A festive supermarket sales surge means Fever Tree now holds a 39% market share in the off-trade mixer market, compared to Schweppes’ 31% - though Schweppes still holds a larger share of on-trade sales [IRI 13 weeks to 31 December].
The brand’s range was “appealing not only to loyal customers but also bringing consumers back to the category and importantly attracting a new, younger audience”, said CEO and co-founder Tim Warrilow. “This really proves what we’ve said for a long, time, putting quality and variety back into the category has really broad appeal.”
There was little threat from “copycat competitors”, he added. “All the rest of the premium competitors have actually declined in market share collectively, so I think that’s also one of the most encouraging things for us. Not only are we growing at the rate we are, but premium competitors are not having much effect.”
Fever-Tree’s latest trading update predicts a 66% uplift in sales in its upcoming full-year results, following “significant” market share gains over the year ending 31 December.
Revenues are expected to hit approximately £169m, following a 58% sales surge over the second half of 2017 on the prior year period. UK revenues alone are expected to be roughly 96% ahead of 2016.
Fever-Tree’s domestic performance had been “exceptionally strong”, claimed the brand, which gained “significant market” share from its competitors.
The company also anticipates a 42% uplift in Continental Europe, and a 39% increase in the US, where it opened a new office in December, appointing Charles Gibb as North American CEO. In light of these figures, Fever-Tree aims bring planned investment into its US operations forward.
There was “clear evidence that the same trends of premiumisation and mixability that we’ve previously highlighted are accelerating and we are increasingly excited by the global opportunity this presents, particularly as we transition to our own operations in the US”, said Warrilow.
Fever-Tree’s shares were up 2.26% to 2,490p at the time of writing.
The brand was “a unique asset that offers a leveraged play on premiumisation in spirits”, said Jefferies analyst Edward Mundy. “The mixers category remains ripe for mass disruption and we see runway for strong double digit medium-term growth.”

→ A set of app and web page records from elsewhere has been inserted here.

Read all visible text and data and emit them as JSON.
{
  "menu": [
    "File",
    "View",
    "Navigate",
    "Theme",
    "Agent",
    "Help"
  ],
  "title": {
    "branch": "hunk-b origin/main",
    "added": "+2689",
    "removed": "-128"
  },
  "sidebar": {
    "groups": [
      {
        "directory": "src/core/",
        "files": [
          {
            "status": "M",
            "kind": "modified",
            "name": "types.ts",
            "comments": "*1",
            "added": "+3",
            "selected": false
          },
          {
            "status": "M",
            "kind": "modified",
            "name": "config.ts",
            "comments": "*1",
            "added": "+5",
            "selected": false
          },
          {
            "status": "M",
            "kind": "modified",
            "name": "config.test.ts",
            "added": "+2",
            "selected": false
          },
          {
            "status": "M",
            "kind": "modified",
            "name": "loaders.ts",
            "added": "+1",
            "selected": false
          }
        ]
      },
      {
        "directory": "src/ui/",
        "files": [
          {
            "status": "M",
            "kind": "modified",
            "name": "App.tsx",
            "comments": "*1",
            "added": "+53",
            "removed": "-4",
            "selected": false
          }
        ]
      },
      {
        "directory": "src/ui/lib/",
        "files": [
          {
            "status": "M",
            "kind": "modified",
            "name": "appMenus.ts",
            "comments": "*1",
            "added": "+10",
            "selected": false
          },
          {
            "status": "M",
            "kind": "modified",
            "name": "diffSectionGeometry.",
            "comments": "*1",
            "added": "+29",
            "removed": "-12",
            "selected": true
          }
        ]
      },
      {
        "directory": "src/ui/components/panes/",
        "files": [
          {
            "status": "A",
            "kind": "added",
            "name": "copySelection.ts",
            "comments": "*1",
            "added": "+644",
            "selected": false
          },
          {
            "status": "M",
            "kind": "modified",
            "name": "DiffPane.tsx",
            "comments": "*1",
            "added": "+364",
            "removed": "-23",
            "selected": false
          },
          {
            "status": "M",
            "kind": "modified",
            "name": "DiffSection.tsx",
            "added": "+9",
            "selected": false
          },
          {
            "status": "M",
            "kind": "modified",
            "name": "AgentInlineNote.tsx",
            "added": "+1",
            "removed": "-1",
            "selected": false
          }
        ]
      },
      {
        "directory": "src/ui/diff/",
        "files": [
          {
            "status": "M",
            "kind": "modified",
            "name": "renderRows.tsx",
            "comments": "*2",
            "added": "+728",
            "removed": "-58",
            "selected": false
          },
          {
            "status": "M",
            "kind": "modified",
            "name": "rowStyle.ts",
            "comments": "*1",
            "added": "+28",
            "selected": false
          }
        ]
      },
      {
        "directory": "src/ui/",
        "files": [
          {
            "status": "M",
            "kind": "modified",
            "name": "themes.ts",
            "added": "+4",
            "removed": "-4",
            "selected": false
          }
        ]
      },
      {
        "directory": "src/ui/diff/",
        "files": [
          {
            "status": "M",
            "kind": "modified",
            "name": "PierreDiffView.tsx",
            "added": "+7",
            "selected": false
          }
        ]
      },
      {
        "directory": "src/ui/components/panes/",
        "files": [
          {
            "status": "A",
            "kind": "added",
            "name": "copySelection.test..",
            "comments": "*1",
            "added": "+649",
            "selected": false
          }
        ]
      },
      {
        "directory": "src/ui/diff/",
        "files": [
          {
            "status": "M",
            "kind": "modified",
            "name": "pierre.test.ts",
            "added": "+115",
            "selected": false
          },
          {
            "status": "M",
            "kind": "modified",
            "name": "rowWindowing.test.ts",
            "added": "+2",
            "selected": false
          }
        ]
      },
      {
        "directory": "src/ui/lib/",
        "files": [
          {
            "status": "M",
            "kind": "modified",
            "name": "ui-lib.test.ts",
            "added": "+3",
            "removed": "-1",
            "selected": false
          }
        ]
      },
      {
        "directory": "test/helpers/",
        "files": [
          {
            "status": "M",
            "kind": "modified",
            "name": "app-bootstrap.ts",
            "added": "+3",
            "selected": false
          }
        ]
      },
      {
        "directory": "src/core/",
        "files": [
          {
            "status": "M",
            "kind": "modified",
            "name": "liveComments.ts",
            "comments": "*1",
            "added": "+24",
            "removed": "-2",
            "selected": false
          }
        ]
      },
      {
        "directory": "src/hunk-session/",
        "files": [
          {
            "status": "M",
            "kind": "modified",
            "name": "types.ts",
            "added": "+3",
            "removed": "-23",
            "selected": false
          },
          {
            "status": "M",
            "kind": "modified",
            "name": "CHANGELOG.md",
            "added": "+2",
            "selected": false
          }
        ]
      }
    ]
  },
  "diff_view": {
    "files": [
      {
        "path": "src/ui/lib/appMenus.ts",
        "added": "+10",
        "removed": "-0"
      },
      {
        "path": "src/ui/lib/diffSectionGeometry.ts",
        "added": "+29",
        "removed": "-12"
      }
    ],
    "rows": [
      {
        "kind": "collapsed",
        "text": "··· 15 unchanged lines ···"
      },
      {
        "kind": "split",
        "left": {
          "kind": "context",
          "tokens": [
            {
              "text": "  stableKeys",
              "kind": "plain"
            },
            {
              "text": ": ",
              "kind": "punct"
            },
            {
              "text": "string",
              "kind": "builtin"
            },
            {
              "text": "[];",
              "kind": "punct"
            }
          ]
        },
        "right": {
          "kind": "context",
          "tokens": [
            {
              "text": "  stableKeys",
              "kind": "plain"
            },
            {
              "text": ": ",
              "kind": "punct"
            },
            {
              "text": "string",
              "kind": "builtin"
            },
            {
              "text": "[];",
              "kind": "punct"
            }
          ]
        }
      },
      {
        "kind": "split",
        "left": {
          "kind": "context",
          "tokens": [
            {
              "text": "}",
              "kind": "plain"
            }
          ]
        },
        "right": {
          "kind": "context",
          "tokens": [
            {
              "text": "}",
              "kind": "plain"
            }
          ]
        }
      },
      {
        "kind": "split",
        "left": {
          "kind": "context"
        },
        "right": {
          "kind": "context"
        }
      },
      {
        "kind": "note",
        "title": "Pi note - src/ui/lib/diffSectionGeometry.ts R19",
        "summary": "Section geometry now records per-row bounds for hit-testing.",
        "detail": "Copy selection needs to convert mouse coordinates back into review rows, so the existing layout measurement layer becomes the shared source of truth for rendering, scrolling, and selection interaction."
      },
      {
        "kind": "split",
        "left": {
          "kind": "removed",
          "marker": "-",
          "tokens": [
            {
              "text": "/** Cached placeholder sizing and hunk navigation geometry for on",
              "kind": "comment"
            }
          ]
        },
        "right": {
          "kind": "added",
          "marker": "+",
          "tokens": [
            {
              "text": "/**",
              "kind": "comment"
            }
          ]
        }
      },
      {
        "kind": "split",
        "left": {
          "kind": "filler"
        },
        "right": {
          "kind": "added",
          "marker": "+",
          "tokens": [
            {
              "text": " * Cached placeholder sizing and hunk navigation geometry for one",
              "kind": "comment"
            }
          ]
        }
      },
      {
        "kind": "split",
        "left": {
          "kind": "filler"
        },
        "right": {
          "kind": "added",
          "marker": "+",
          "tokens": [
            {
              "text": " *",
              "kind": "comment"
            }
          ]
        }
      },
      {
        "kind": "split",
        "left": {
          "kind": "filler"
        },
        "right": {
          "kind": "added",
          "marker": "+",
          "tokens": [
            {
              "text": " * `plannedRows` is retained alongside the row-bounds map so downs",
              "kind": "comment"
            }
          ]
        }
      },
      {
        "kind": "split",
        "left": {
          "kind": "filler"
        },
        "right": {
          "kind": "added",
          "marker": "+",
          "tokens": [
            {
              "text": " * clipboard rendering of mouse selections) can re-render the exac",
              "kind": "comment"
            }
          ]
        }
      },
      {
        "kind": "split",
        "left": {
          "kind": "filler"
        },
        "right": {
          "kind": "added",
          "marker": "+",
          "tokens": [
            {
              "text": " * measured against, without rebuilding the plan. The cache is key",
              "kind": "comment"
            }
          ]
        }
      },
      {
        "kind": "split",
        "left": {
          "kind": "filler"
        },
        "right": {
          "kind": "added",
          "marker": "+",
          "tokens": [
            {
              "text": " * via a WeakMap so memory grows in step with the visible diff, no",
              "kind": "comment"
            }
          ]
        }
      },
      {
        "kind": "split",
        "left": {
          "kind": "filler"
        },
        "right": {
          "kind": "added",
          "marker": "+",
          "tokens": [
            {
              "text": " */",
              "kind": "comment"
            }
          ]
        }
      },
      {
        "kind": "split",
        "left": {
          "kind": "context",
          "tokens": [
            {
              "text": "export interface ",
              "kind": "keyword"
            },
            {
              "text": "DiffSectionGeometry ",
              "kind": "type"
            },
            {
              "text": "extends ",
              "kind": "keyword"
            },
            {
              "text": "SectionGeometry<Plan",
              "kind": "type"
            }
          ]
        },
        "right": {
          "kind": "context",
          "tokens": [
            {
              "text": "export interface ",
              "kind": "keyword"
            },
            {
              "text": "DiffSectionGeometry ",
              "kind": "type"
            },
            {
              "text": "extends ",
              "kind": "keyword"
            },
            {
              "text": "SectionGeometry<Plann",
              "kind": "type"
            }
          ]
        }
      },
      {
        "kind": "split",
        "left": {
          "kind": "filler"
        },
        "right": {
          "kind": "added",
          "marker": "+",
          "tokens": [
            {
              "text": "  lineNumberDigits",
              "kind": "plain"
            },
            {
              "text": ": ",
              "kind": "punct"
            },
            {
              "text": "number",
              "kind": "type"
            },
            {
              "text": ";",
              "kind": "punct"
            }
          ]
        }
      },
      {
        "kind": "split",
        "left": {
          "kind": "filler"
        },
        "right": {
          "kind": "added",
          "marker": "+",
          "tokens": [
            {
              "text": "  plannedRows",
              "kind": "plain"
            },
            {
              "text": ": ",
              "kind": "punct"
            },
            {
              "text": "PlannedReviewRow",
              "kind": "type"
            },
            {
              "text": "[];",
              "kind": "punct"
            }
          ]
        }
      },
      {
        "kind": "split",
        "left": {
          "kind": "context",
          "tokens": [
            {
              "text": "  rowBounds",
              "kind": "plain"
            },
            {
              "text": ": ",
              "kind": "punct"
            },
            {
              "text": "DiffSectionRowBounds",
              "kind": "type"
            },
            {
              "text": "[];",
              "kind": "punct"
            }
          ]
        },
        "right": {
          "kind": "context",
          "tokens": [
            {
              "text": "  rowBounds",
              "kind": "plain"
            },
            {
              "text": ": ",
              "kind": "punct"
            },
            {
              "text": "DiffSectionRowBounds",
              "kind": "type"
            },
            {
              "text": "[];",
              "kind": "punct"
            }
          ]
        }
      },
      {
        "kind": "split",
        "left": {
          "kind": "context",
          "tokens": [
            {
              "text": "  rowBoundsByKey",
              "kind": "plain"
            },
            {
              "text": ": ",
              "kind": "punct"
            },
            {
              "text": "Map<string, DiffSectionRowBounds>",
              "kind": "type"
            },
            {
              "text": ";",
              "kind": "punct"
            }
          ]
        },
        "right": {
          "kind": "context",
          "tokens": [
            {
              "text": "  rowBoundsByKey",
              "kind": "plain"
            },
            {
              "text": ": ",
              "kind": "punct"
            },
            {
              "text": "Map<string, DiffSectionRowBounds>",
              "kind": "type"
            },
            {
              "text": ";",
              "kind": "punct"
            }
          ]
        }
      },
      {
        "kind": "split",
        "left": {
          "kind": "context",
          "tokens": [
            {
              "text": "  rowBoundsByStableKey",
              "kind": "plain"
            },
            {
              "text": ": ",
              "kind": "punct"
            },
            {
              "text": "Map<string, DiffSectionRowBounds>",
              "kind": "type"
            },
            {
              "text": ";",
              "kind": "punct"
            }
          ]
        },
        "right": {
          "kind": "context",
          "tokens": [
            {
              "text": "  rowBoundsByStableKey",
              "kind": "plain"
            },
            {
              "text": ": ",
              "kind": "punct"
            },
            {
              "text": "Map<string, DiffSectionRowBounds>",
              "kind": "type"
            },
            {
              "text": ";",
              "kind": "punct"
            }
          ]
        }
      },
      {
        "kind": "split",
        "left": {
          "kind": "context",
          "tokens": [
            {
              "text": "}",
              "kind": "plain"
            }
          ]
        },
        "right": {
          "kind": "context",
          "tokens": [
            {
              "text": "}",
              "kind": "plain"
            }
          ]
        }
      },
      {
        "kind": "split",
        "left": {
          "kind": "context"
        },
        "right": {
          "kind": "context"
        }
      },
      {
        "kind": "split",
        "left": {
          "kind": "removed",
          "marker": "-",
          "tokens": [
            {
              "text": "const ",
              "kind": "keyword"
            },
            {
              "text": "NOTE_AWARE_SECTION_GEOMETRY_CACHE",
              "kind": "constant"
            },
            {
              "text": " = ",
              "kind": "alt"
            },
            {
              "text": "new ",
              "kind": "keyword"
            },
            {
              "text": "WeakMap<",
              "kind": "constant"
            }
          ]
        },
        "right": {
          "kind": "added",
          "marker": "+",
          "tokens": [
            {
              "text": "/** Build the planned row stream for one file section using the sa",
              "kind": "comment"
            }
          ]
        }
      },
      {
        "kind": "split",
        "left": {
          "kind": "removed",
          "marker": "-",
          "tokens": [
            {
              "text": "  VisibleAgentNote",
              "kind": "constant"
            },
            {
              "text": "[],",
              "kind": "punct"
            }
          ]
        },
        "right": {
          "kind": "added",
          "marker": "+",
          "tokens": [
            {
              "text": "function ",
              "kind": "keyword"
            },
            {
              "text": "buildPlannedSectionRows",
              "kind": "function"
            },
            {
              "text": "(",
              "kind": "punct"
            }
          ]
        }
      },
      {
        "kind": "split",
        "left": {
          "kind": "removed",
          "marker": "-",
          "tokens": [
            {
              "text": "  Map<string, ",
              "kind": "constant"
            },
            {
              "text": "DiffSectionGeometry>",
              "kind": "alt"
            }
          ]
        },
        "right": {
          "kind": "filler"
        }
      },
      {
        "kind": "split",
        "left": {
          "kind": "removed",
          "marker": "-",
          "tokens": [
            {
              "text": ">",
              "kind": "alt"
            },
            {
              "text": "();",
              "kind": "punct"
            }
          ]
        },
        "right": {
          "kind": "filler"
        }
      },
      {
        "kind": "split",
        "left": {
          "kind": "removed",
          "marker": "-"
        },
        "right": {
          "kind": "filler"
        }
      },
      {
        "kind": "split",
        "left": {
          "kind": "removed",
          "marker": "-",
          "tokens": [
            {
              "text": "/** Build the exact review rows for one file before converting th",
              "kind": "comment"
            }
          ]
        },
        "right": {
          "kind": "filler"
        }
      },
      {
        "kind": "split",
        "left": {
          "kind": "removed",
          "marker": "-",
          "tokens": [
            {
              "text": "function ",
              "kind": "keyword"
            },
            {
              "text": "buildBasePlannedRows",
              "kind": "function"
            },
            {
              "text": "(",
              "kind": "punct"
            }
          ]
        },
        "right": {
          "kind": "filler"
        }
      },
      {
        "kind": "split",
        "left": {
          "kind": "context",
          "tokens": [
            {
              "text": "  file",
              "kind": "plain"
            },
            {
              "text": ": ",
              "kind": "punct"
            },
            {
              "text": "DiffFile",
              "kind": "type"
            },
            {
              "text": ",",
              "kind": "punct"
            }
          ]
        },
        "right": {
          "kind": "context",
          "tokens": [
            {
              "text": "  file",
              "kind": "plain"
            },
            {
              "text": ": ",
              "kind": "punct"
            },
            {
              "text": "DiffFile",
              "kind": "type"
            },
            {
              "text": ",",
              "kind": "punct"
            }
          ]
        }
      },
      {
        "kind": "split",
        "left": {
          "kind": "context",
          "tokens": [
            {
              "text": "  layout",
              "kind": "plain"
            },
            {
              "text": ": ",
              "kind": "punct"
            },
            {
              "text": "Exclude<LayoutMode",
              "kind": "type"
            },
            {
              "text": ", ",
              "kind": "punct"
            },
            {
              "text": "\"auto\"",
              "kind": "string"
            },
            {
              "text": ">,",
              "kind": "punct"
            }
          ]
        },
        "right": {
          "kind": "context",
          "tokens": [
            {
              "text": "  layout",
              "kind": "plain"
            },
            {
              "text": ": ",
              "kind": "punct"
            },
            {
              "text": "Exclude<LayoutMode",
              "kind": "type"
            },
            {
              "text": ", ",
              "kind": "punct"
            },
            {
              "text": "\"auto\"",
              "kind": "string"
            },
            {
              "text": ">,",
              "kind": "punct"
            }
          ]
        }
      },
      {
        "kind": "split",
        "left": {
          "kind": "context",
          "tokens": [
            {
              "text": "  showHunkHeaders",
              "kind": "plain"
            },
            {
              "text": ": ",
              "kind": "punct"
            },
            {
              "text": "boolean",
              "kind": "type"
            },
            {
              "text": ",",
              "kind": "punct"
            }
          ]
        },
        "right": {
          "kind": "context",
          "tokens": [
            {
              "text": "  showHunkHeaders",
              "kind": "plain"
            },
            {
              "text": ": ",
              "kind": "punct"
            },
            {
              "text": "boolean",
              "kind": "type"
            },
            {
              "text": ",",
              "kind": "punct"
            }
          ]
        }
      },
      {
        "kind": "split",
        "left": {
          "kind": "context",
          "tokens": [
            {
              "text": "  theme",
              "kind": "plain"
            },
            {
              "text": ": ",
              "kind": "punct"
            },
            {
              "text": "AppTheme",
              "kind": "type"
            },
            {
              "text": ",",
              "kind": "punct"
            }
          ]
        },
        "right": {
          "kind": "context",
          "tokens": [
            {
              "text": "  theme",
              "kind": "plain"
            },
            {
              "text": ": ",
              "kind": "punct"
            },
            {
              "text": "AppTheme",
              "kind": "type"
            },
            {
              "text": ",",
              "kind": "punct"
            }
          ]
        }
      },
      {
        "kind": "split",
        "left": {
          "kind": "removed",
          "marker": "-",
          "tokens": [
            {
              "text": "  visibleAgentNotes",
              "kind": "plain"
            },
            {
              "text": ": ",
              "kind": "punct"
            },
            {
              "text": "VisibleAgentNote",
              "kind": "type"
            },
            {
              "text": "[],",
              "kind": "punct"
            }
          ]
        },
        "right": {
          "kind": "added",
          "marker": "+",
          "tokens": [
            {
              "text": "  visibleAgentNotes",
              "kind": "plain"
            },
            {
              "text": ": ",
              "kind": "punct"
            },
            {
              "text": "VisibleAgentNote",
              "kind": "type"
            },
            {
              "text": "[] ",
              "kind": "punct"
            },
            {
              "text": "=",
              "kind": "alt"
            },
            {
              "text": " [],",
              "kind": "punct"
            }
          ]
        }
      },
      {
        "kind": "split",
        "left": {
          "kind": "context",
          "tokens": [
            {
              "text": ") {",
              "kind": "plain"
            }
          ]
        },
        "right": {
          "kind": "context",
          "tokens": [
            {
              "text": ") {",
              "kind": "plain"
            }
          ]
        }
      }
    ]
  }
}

Warrilow shook off rumours of a potential takeover by Unilever last week, which sent shares surging despite no indication of there being an offer on the table. “Would we entertain an approach? We’ve been asked this question many times and our answer hasn’t changed. We just see so much opportunity ahead. It’s growing and growing - the potential of this market and the fever tree brand. That is genuinely what we’re focussing our attention on.
“Of course, we’re a public company - if someone comes to us with a proposal we have to listed, but what we can achieve on our own steam is very considerable.”